* _EXERCISE_
Whenever "name" appears in a line, please copy that line from the data.

Dataset items:

^^^^^^^^

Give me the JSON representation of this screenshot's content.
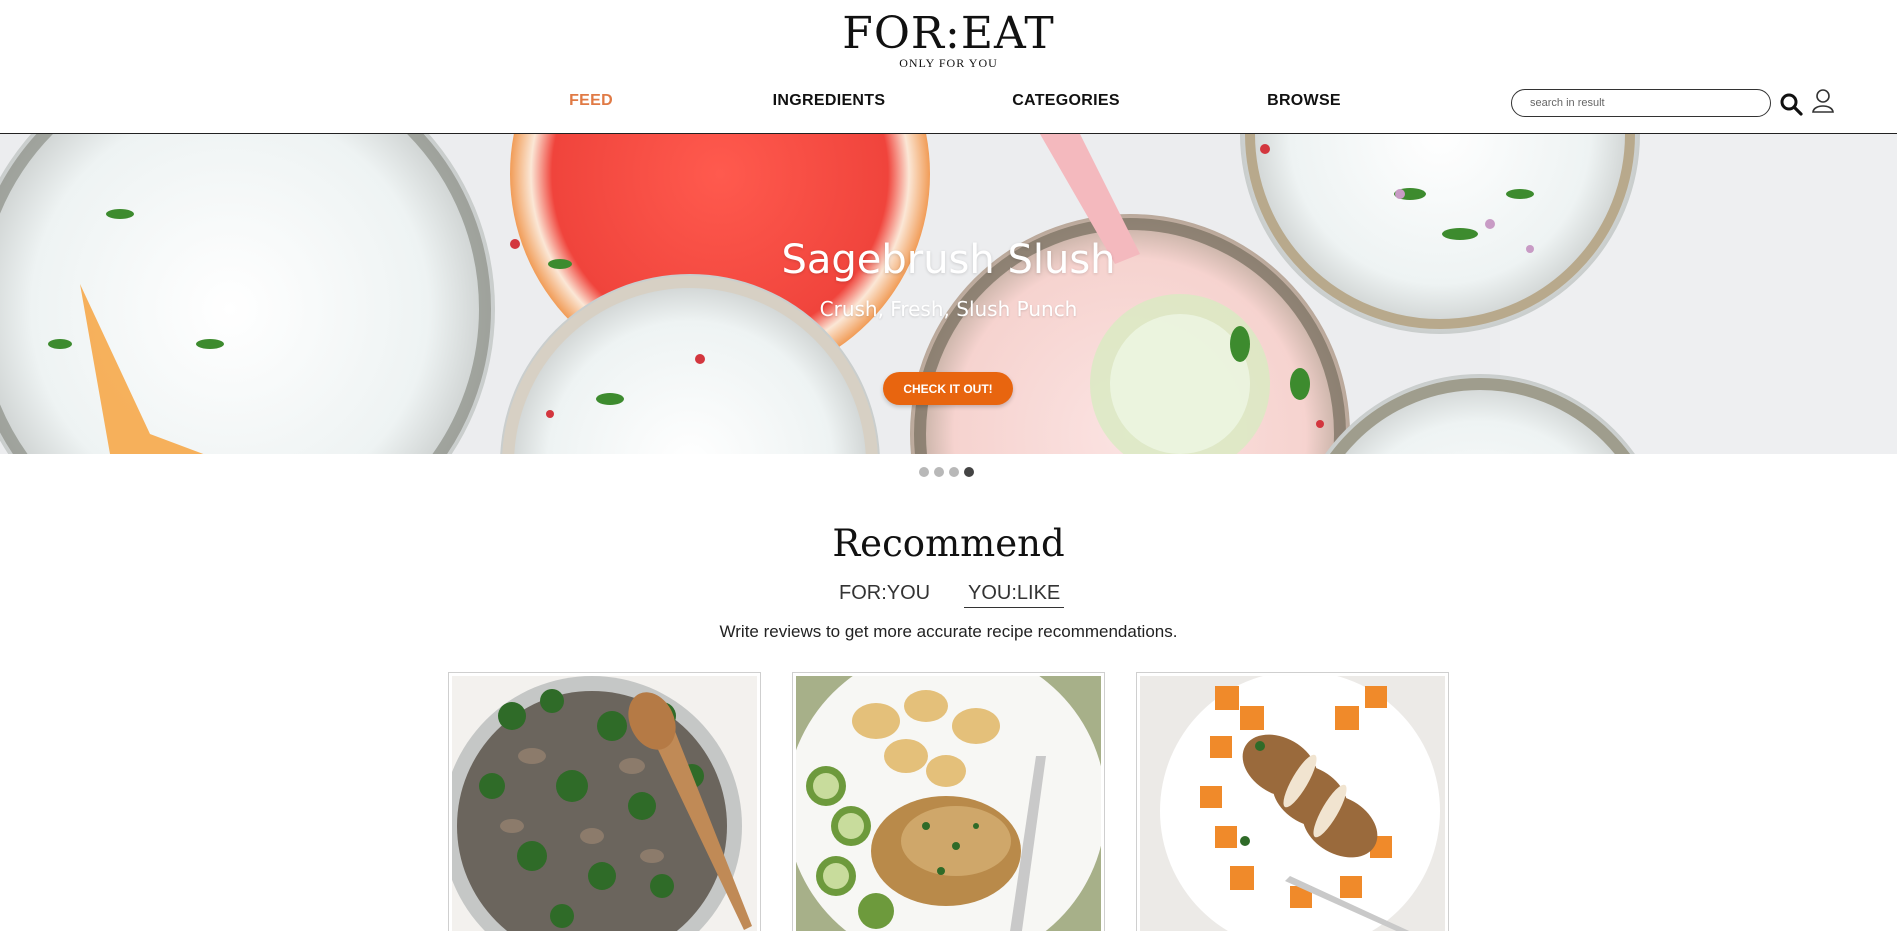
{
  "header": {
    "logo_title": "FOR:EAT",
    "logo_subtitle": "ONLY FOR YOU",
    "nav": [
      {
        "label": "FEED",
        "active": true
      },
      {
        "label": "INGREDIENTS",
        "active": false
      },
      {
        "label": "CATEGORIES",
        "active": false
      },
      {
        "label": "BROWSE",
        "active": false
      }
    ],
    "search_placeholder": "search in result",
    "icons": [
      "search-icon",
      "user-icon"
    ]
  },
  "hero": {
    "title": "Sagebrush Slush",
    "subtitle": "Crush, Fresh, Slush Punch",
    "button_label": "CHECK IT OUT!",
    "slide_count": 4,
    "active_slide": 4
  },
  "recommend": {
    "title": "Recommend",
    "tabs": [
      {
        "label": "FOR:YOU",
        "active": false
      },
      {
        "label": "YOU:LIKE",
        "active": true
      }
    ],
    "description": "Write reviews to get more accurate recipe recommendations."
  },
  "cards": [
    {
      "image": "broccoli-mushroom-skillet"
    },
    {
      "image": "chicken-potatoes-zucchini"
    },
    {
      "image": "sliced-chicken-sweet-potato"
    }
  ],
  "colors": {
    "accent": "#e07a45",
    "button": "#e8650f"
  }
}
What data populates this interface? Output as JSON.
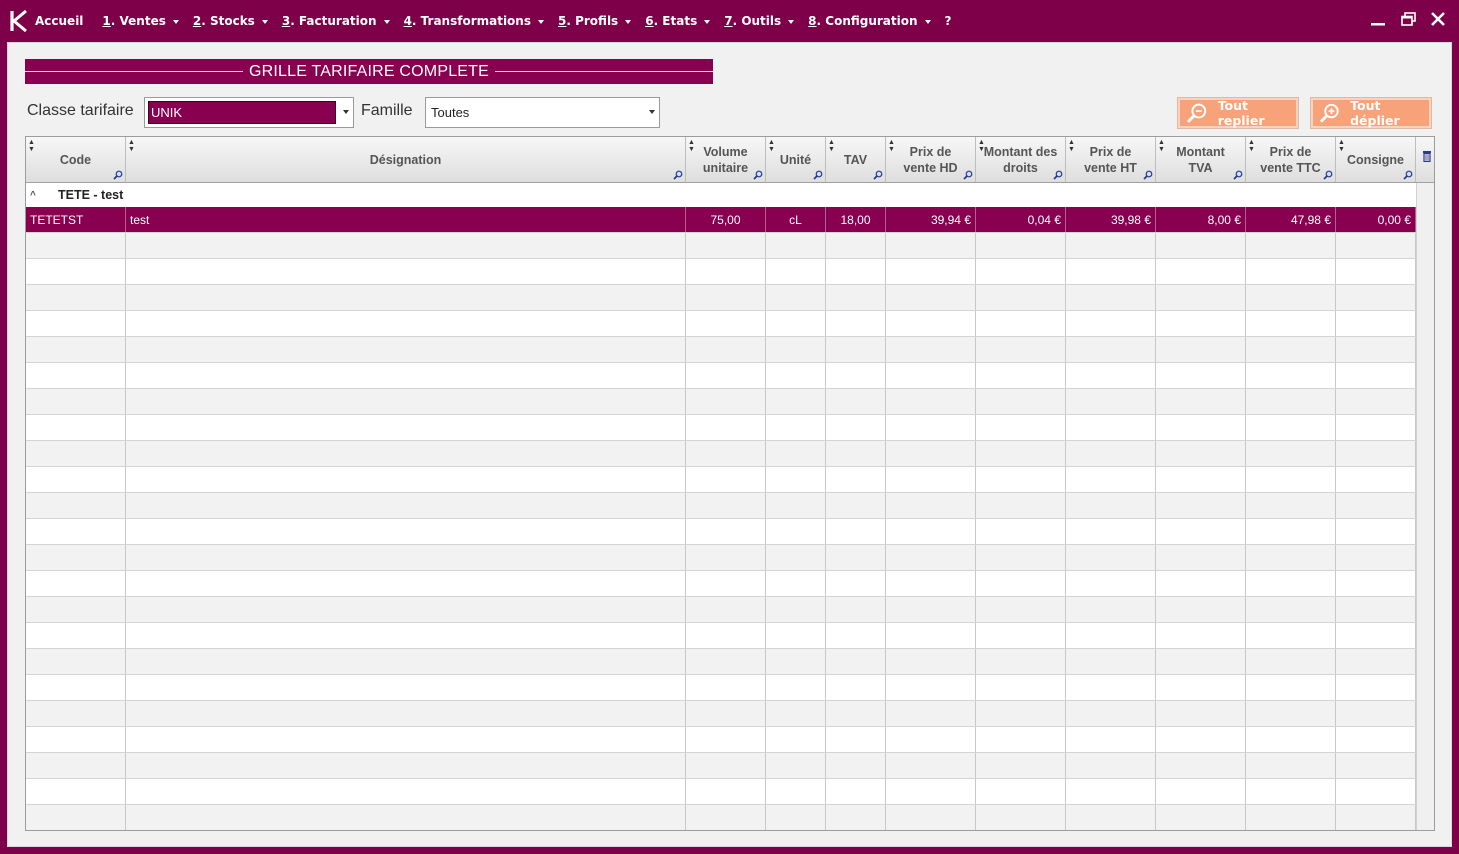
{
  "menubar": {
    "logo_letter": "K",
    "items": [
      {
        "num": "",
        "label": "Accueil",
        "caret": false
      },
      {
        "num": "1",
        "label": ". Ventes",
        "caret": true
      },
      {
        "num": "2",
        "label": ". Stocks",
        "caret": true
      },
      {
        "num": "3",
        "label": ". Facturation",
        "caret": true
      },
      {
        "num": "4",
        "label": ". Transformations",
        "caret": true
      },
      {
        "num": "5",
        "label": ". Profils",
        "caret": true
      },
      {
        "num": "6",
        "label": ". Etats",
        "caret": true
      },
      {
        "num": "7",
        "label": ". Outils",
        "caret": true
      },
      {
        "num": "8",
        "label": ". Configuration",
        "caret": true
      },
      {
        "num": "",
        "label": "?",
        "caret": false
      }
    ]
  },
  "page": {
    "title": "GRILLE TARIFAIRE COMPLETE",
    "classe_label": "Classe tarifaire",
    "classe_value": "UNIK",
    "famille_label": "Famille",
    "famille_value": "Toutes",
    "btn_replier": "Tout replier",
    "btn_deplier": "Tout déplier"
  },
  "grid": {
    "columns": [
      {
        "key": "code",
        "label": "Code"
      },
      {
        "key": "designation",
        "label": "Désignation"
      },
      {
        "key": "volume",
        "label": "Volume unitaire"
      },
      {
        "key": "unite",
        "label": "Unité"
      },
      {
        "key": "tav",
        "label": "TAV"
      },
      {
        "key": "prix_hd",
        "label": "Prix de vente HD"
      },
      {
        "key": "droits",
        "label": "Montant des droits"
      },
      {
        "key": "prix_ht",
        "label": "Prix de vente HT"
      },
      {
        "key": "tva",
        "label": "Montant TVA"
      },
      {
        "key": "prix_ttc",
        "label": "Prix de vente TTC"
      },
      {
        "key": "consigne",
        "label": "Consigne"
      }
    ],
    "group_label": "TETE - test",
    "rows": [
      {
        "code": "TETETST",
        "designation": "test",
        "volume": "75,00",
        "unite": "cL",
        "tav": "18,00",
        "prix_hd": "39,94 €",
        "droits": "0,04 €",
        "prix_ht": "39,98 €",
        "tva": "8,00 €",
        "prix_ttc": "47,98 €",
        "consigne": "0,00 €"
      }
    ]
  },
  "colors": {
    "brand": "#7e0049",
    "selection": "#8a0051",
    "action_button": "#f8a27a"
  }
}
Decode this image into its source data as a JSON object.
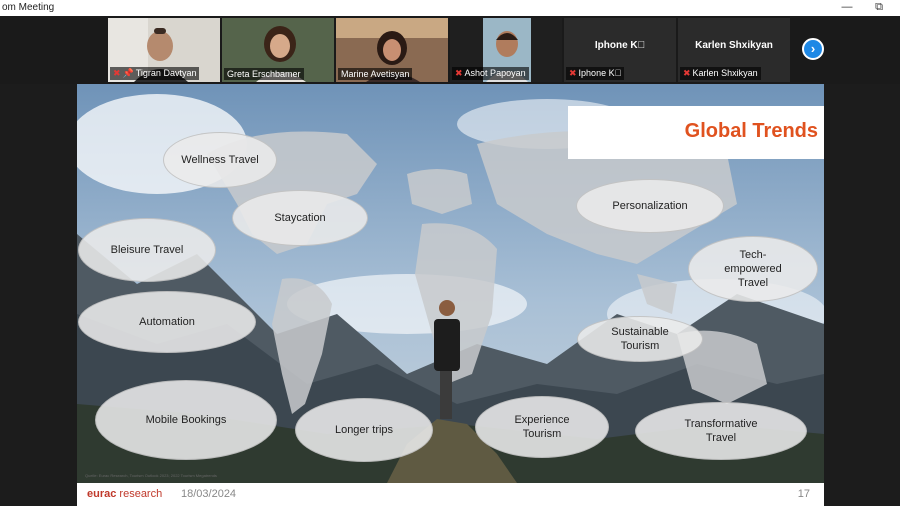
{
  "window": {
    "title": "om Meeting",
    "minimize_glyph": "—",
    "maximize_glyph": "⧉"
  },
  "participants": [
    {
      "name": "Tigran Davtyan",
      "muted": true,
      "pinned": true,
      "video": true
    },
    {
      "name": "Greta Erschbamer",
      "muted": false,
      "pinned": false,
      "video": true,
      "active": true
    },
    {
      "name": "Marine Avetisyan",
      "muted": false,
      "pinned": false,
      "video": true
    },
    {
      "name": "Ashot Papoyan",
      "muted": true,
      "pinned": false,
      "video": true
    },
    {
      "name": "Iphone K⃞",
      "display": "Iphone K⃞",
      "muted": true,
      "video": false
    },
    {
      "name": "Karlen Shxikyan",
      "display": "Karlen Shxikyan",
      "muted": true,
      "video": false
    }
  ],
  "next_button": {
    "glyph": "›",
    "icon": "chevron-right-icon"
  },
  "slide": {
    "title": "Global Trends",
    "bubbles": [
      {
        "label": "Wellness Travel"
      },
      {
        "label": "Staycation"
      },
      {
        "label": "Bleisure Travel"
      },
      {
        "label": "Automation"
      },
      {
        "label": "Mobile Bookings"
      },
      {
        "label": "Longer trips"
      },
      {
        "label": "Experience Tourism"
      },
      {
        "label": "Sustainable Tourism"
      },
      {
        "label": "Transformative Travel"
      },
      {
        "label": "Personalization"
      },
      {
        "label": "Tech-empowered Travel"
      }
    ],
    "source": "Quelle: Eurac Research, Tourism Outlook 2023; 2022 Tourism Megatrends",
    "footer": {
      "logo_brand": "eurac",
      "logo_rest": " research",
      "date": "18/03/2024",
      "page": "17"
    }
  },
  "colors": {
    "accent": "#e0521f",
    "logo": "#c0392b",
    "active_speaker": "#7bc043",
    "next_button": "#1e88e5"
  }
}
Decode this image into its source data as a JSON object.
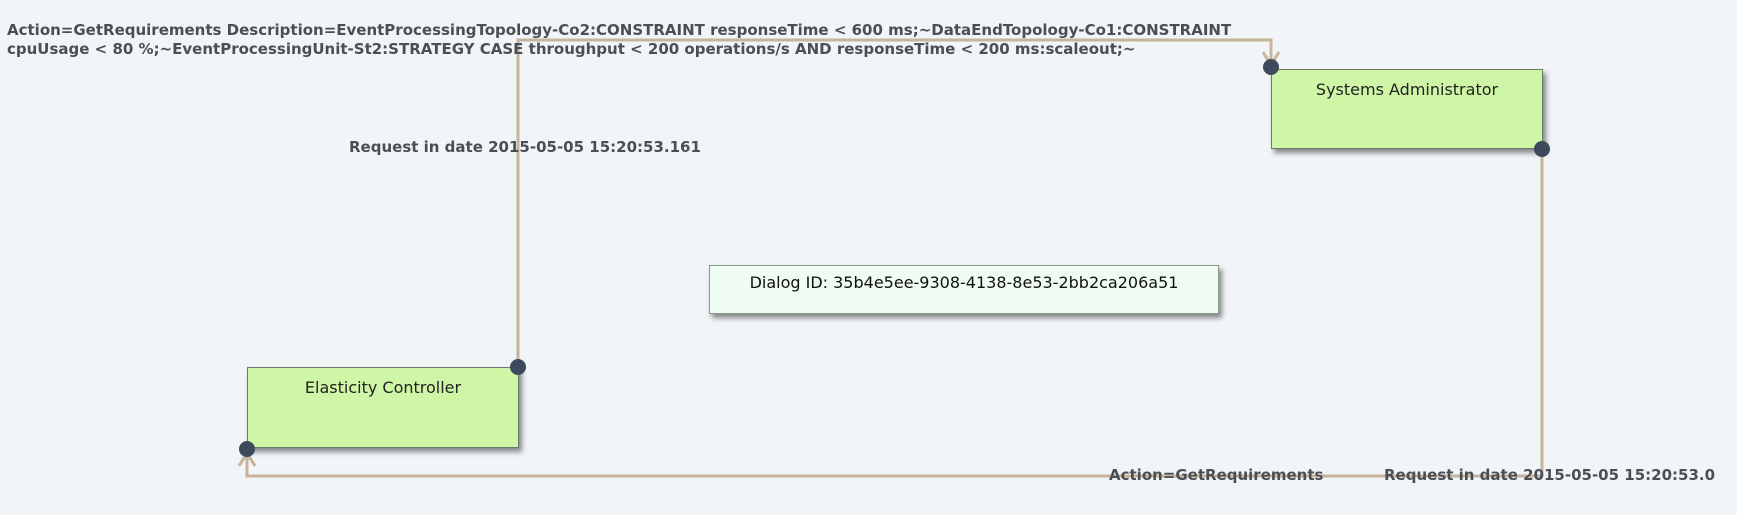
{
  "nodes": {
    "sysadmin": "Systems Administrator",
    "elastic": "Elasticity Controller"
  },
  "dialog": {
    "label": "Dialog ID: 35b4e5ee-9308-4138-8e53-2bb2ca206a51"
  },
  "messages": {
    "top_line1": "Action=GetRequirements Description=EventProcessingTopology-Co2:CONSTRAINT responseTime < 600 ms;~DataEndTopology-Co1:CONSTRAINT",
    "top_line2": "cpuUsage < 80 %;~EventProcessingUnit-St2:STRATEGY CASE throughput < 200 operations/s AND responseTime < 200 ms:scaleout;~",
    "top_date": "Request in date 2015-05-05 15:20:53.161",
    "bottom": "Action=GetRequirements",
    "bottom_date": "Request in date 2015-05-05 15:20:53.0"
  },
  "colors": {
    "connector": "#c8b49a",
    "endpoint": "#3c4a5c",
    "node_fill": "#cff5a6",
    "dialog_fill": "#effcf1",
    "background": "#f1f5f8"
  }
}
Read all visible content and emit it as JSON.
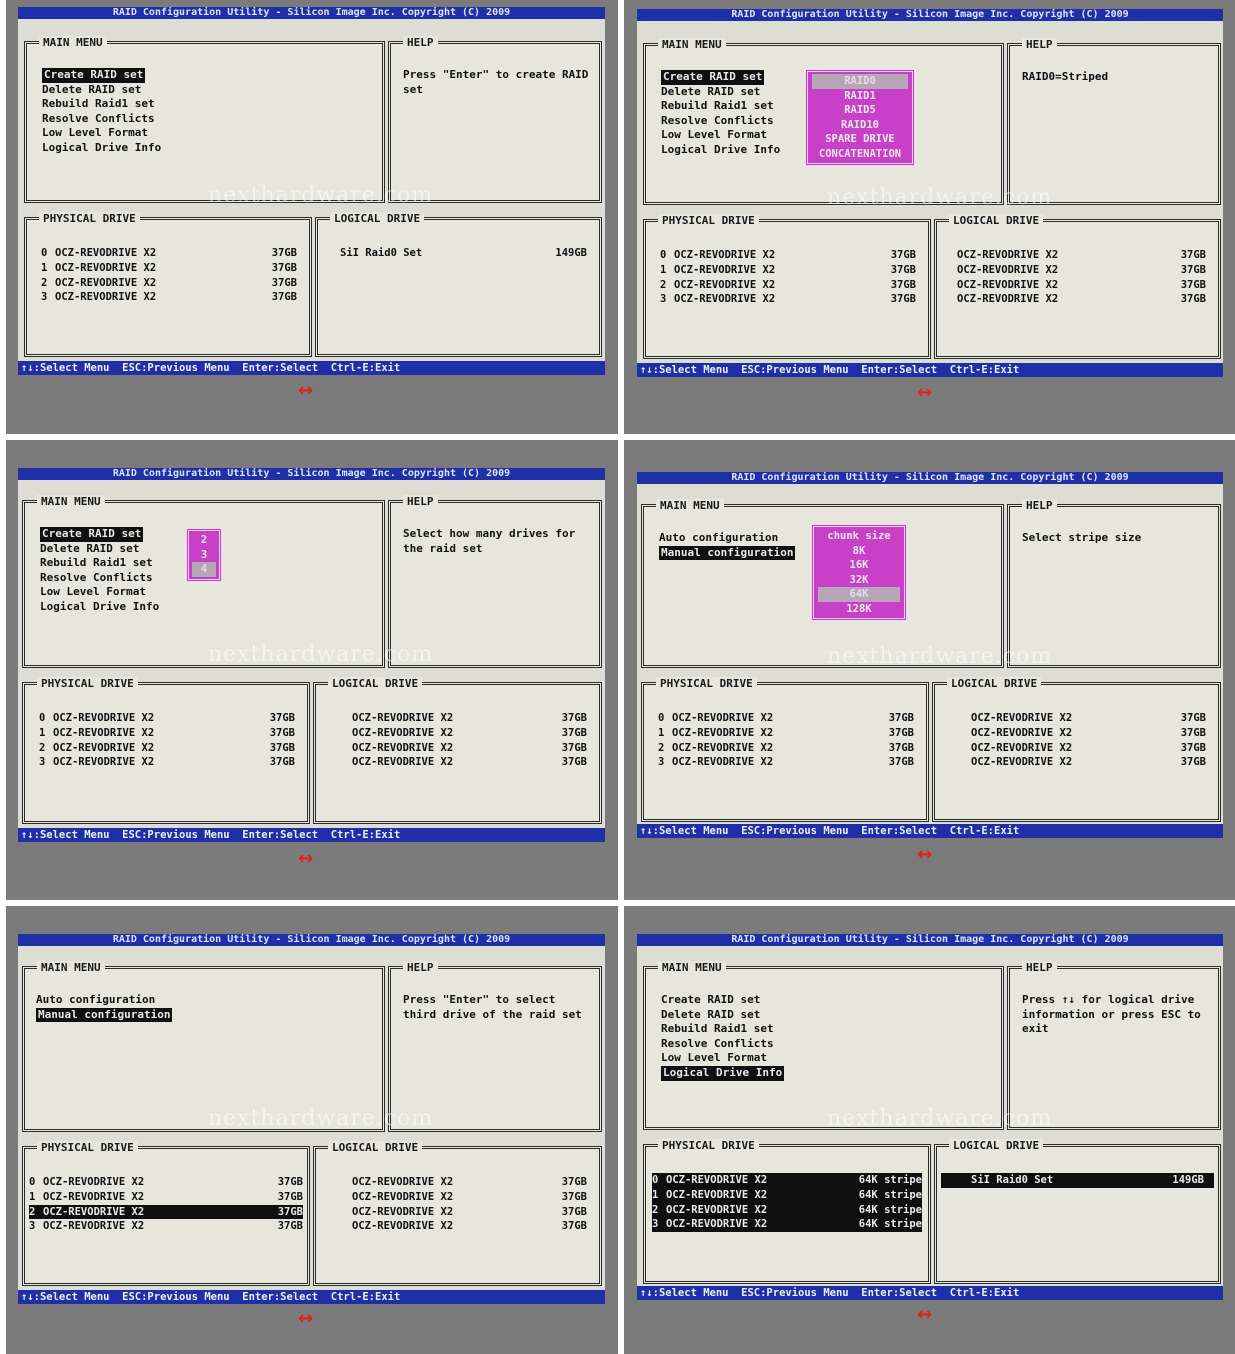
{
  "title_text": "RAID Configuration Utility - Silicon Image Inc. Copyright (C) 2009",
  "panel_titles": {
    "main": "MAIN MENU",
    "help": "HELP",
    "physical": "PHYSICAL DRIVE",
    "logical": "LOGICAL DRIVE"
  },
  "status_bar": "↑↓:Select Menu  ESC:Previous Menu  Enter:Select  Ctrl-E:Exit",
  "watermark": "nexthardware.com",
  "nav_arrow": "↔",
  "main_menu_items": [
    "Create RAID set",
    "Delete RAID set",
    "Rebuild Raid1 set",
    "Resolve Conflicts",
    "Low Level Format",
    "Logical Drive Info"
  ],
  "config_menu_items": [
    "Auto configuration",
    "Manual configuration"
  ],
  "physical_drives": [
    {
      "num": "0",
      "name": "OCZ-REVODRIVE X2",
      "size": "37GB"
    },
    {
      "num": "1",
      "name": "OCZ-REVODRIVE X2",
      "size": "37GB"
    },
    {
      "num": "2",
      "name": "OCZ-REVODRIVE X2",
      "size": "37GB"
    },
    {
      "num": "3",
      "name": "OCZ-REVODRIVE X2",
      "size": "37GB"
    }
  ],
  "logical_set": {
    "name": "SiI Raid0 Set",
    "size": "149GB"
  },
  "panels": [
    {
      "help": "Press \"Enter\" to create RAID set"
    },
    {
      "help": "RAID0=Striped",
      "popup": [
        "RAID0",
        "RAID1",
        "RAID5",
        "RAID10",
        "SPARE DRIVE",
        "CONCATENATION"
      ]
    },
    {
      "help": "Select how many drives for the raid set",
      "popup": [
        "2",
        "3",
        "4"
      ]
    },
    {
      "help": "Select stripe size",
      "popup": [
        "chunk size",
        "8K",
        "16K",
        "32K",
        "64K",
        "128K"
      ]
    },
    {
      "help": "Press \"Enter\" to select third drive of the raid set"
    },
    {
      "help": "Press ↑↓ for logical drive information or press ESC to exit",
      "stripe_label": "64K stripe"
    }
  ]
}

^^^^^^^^

* _EXERCISE SOLUTION_
      "name": "Tigran Davtyan",
      "name": "Greta Erschbamer",
      "name": "Marine Avetisyan",
      "name": "Ashot Papoyan",
      "name": "Iphone K⃞",
      "name": "Karlen Shxikyan",
      "name": "OCZ-REVODRIVE X2",
      "name": "OCZ-REVODRIVE X2",
      "name": "OCZ-REVODRIVE X2",
      "name": "OCZ-REVODRIVE X2",
    "name": "SiI Raid0 Set",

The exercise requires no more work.